If you are planning on painting your house, you may want to consider the psychology of color — that is, how each room's hue makes you feel in that space. Here are how some colors are commonly looked at and how they can change the mood of a room.
Color for the Bedroom
The bedroom is usually a haven where a person can relax and have privacy. Cooler colors such as blue are often associated with tranquility and can help you feel relaxed. In fact, many studies have shown that blue shades can slow a person's respiration and lower their blood pressure.
Cooler blue shades are not only relaxing, but they can also give you the feeling that the room's internal temperature is cooler. And since it's easier for the body to fall asleep when its internal temperature is reduced, a painted blue wall could help you get a better night's sleep.

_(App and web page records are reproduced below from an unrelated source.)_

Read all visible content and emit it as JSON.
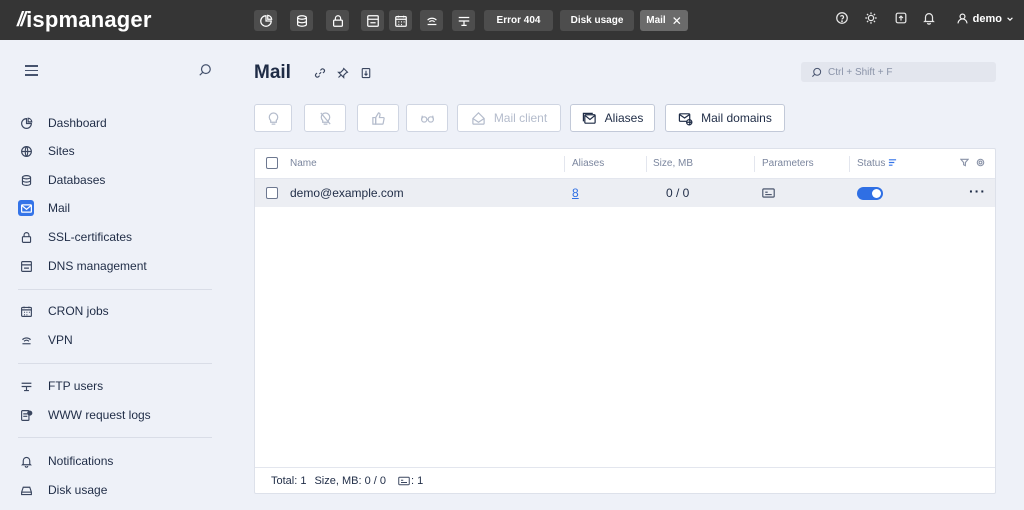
{
  "app": {
    "logo_mark": "//",
    "logo_text": "ispmanager",
    "user": "demo"
  },
  "topbar": {
    "quick_icons": [
      "dashboard-icon",
      "database-icon",
      "ssl-lock-icon",
      "dns-icon",
      "cron-icon",
      "vpn-icon",
      "ftp-icon"
    ],
    "tabs": [
      {
        "label": "Error 404",
        "active": false
      },
      {
        "label": "Disk usage",
        "active": false
      },
      {
        "label": "Mail",
        "active": true,
        "close": "✕"
      }
    ],
    "right_icons": [
      "help-icon",
      "theme-icon",
      "export-icon",
      "bell-icon"
    ]
  },
  "sidebar": {
    "items": [
      {
        "label": "Dashboard",
        "icon": "dashboard-icon"
      },
      {
        "label": "Sites",
        "icon": "globe-icon"
      },
      {
        "label": "Databases",
        "icon": "database-icon"
      },
      {
        "label": "Mail",
        "icon": "mail-icon",
        "active": true
      },
      {
        "label": "SSL-certificates",
        "icon": "ssl-lock-icon"
      },
      {
        "label": "DNS management",
        "icon": "dns-icon"
      },
      {
        "label": "CRON jobs",
        "icon": "cron-icon"
      },
      {
        "label": "VPN",
        "icon": "vpn-icon"
      },
      {
        "label": "FTP users",
        "icon": "ftp-icon"
      },
      {
        "label": "WWW request logs",
        "icon": "logs-icon"
      },
      {
        "label": "Notifications",
        "icon": "bell-icon"
      },
      {
        "label": "Disk usage",
        "icon": "disk-icon"
      }
    ]
  },
  "main": {
    "title": "Mail",
    "search_placeholder": "Ctrl + Shift + F",
    "toolbar": {
      "mail_client": "Mail client",
      "aliases": "Aliases",
      "mail_domains": "Mail domains"
    },
    "table": {
      "columns": {
        "name": "Name",
        "aliases": "Aliases",
        "size": "Size, MB",
        "parameters": "Parameters",
        "status": "Status"
      },
      "rows": [
        {
          "name": "demo@example.com",
          "aliases": "8",
          "size": "0 / 0",
          "status": "on"
        }
      ],
      "footer": {
        "total": "Total: 1",
        "size": "Size, MB: 0 / 0",
        "params": ": 1"
      }
    }
  },
  "colors": {
    "accent": "#2f6fe4",
    "topbar": "#353535",
    "background": "#eef1f8"
  }
}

Lastly, since blue is one of the most popular colors in the world for both genders, it can be the perfect color for a couple's bedroom.
If blue's not your thing, however, consider doing an accent wall. Accent walls are rooms where only one room is painted a certain color. Having an accent wall can really open up a room and give you a chance to use a stronger color without it being overbearing.
Color for the Bathroom
Like the bedroom, bathrooms are often sanctuaries for homeowners. Blue shades are once again popular. Blue is associated with peaceful scenery such as ocean vistas, so these shades can make you feel like you are on a vacation or at a spa.
Green shades are also great since green is associated with nature, thus evoking peaceful scenery in your mind's eye. Shades like mint and cerulean are good choices.
If you get seasonal depression or your bathroom is small and poorly lit, consider a happy shade of yellow, like Lemon Chiffon. While some people need a peaceful space, others need an energetic color to help them get going on their day.
Lastly, since the bathroom is often the smallest room in the house, you may want a color that opens up the space. White and neutral tones can help achieve this, especially when they are paired with mirrors.
Color for the Kitchen and Dining Area
The kitchen and dining area are often the main hubs of social activity and, of course, feasting. Yellow shades have been said to increase metabolism and energy, while red shades have been said to encourage appetite. In fact, marketers involved in the dining industry understand how these colors affect people's eating habits, which is why they are used a lot in restaurants.
Since a little red and yellow can go a long way, you may want to pair one of these shades with a neutral color such as gray. Since the kitchen offers lots of opportunities for accent colors (e.g. backsplashes, towels, cabinets), a base of gray may be good for larger walls, while reds and yellows may work well for smaller walls.
The Caveat of Color Psychology
While some researchers have found that different colors can affect mood and body psychology, there are still many anecdotal resources out there.
Color can be influenced by so many different factors — for example, cultural influence — so color psychology shouldn't muddy up a decision if you are just looking for something to match your sheets and pillows.
In fact, if you aren't concerned one way or another about your home's paint job, consider putting color psychology to a different use: overall home value.
For example, Business Insider says that homes painted "griege," a shade in between gray and beige, were actually able to sell their homes for thousands of dollars more than other similar houses on the market. This griege color is popular since it works well with staging and makes the home look bigger.
If you want help choosing colors or painting your house, contact the local painters at American Best Painting Inc.